Who will be providing the internet service? Will a bundled service (TV/Internet) be offered? A second visit will occur when the installation contractor installs the fiber drop to the premise later in the year. Again, it is not necessary that the owner be present but the MLP will need the signed Property Access Form prior to any actual installation. If there are any unusual conditions or customer requirements the property owner will want to meet with the installation contractor to make sure they are resolved prior to installation. The schedule for visits will be developed.

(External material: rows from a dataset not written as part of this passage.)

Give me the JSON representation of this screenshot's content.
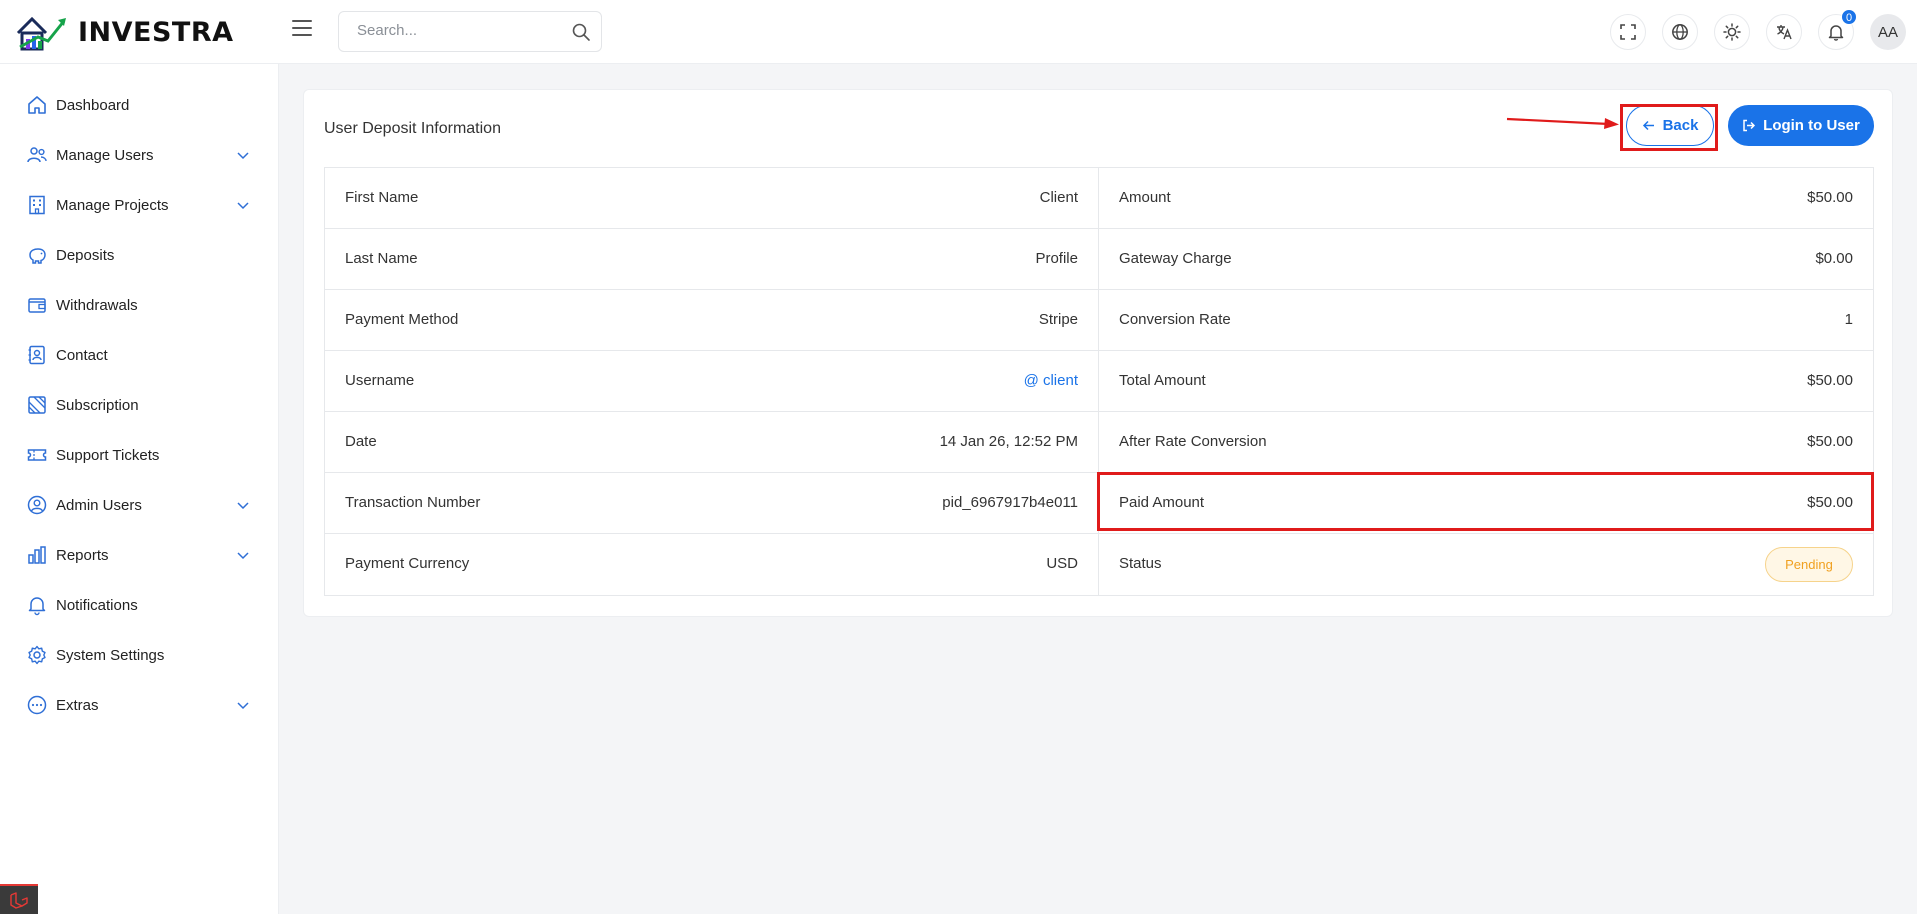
{
  "brand": {
    "name": "INVESTRA"
  },
  "header": {
    "search_placeholder": "Search...",
    "notification_count": "0",
    "avatar_initials": "AA"
  },
  "sidebar": {
    "items": [
      {
        "label": "Dashboard",
        "icon": "home-icon",
        "expandable": false
      },
      {
        "label": "Manage Users",
        "icon": "users-icon",
        "expandable": true
      },
      {
        "label": "Manage Projects",
        "icon": "building-icon",
        "expandable": true
      },
      {
        "label": "Deposits",
        "icon": "piggy-bank-icon",
        "expandable": false
      },
      {
        "label": "Withdrawals",
        "icon": "wallet-icon",
        "expandable": false
      },
      {
        "label": "Contact",
        "icon": "contact-book-icon",
        "expandable": false
      },
      {
        "label": "Subscription",
        "icon": "subscription-icon",
        "expandable": false
      },
      {
        "label": "Support Tickets",
        "icon": "ticket-icon",
        "expandable": false
      },
      {
        "label": "Admin Users",
        "icon": "admin-user-icon",
        "expandable": true
      },
      {
        "label": "Reports",
        "icon": "bar-chart-icon",
        "expandable": true
      },
      {
        "label": "Notifications",
        "icon": "bell-icon",
        "expandable": false
      },
      {
        "label": "System Settings",
        "icon": "gear-icon",
        "expandable": false
      },
      {
        "label": "Extras",
        "icon": "more-circle-icon",
        "expandable": true
      }
    ]
  },
  "card": {
    "title": "User Deposit Information",
    "back_label": "Back",
    "login_label": "Login to User"
  },
  "details": {
    "left": [
      {
        "key": "First Name",
        "value": "Client"
      },
      {
        "key": "Last Name",
        "value": "Profile"
      },
      {
        "key": "Payment Method",
        "value": "Stripe"
      },
      {
        "key": "Username",
        "value": "@ client"
      },
      {
        "key": "Date",
        "value": "14 Jan 26, 12:52 PM"
      },
      {
        "key": "Transaction Number",
        "value": "pid_6967917b4e011"
      },
      {
        "key": "Payment Currency",
        "value": "USD"
      }
    ],
    "right": [
      {
        "key": "Amount",
        "value": "$50.00"
      },
      {
        "key": "Gateway Charge",
        "value": "$0.00"
      },
      {
        "key": "Conversion Rate",
        "value": "1"
      },
      {
        "key": "Total Amount",
        "value": "$50.00"
      },
      {
        "key": "After Rate Conversion",
        "value": "$50.00"
      },
      {
        "key": "Paid Amount",
        "value": "$50.00"
      },
      {
        "key": "Status",
        "value": "Pending"
      }
    ]
  },
  "colors": {
    "accent": "#1a73e8",
    "annotation_red": "#e01b1b",
    "pending": "#f0a020"
  }
}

What is an MLP? A town which has established or votes to establish a gas or electric plant may elect a municipal light board consisting of either three or five citizens of the town, each for a term of three years. Of the three-member board, initially one shall be chosen for one year, one for two years, and one for three years, and at each annual meeting thereafter one for a term of three years. Of the five-member board, initially one shall be chosen for one year, two for two years and two for three years and thereafter, the terms shall be for three years. The municipal light board shall have authority to construct, purchase or lease a gas or electric plant, or establish a broadband network in accordance with the vote of the town and to maintain and operate the same. Further reference: https://malegislature.gov/Laws/GeneralLaws/PartI/TitleXXII/Chapter164/Section36

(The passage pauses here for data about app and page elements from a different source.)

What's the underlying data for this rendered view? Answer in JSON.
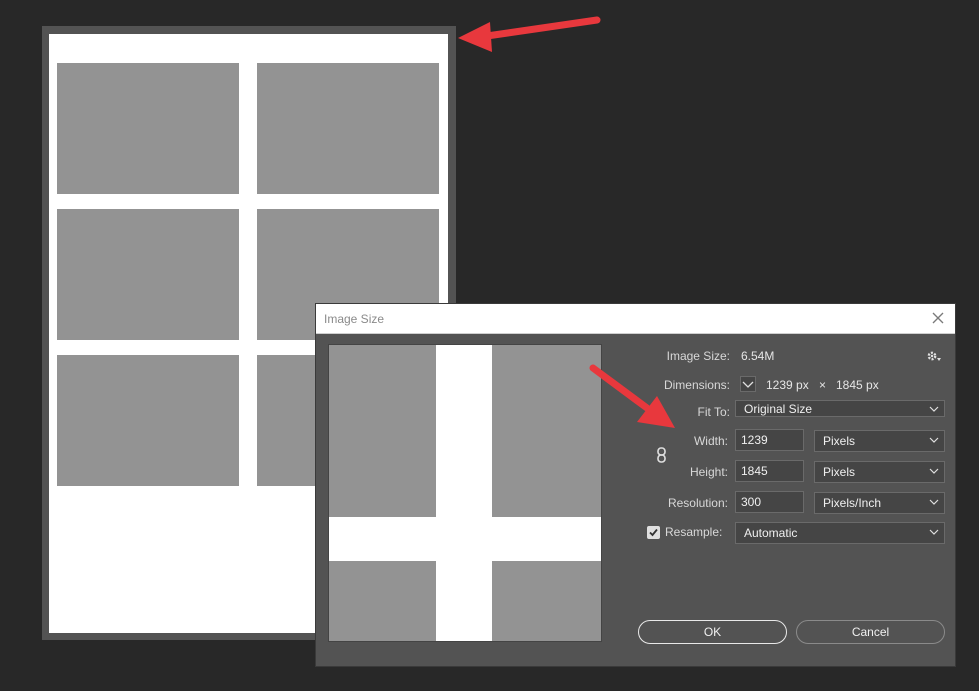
{
  "dialog": {
    "title": "Image Size",
    "image_size_label": "Image Size:",
    "image_size_value": "6.54M",
    "dimensions_label": "Dimensions:",
    "dimensions_width": "1239 px",
    "dimensions_times": "×",
    "dimensions_height": "1845 px",
    "fit_to_label": "Fit To:",
    "fit_to_value": "Original Size",
    "width_label": "Width:",
    "width_value": "1239",
    "width_unit": "Pixels",
    "height_label": "Height:",
    "height_value": "1845",
    "height_unit": "Pixels",
    "resolution_label": "Resolution:",
    "resolution_value": "300",
    "resolution_unit": "Pixels/Inch",
    "resample_label": "Resample:",
    "resample_checked": true,
    "resample_value": "Automatic",
    "ok_label": "OK",
    "cancel_label": "Cancel"
  },
  "icons": {
    "close": "close-icon",
    "settings": "gear-icon",
    "link": "chain-link-icon",
    "dimensions_toggle": "chevron-down-icon",
    "annotation": "red-arrow-icon"
  },
  "colors": {
    "app_background": "#282828",
    "dialog_background": "#535353",
    "photo_placeholder": "#939393",
    "annotation_arrow": "#e8383d"
  }
}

What is the role of MLP Manager? The language of the law states: The general role and responsibility of this manager is to oversee the network’s management, administration and operation. Further guidelines: https://malegislature.gov/Laws/GeneralLaws/PartI/TitleXXII/Chapter164/Section56
What are Open Meeting Law and the Conflict-of-interest Law? The Open Meeting Law defines deliberation as “an oral or written communication through any medium, including electronic mail, between or among a quorum of a public body on any public business within its jurisdiction.” Distribution of a meeting agenda, scheduling or procedural information, or reports or documents that may be discussed at a meeting is often helpful to public body members when preparing for upcoming meetings. These types of communications generally will not constitute deliberation, provided that, when these materials are distributed, no member of the public body expresses an opinion on matters within the body’s jurisdiction. Additionally, certain communications that may otherwise be considered deliberation are specifically exempt by statute from the definition of deliberation (for example, discussion of the recess and continuance of a Town Meeting pursuant to G.L. c. 39, § 10A(a) is not deliberation). http://www.mass.gov/ago/government-resources/open-meeting-law/attorney-generals-open-meeting-law-guide.html

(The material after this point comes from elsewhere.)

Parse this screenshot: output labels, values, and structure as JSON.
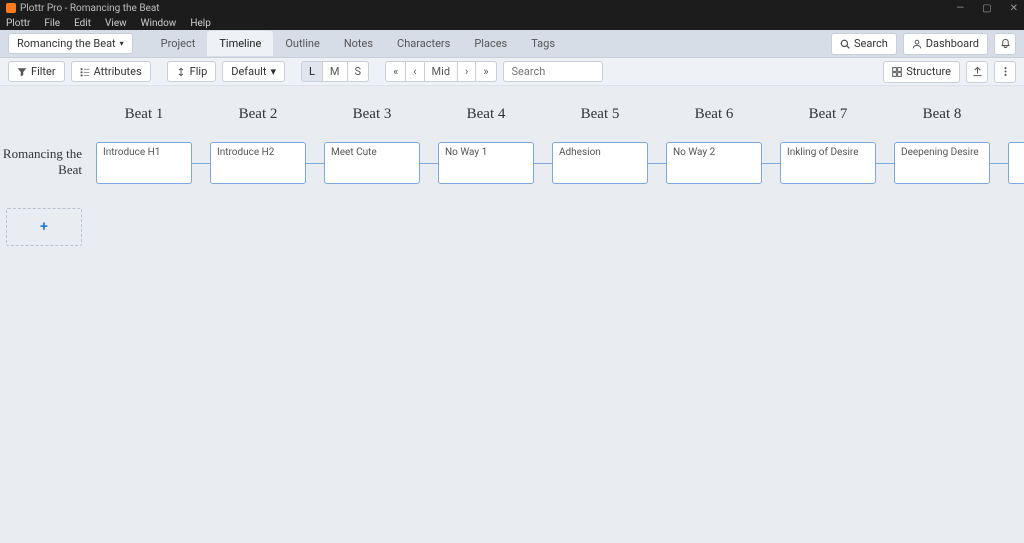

What constitutes a deliberation? To be a deliberation, the communication must involve a quorum of the public body. A quorum is usually a simple majority of the members of a public body. Thus, a communication among less than a quorum of the members of a public body will not be a deliberation, unless there are multiple communications among the members of the public body that together constitute communication among a quorum of members. Courts have held that the Open Meeting Law applies when members of a public body communicate in a serial manner in order to evade the application of the law. Note that the expression of an opinion on matters within the body’s jurisdiction to a quorum of a public body is a deliberation, even if no other public body member responds. For example, if a member of a public body sends an email to a quorum of a public body expressing her opinion on a matter that could come before that body, this communication violates the law even if none of the recipients responds. http://www.mass.gov/ago/government-resources/open-meeting-law/attorney-generals-open-meeting-law-guide.html#Meetings-Deliberation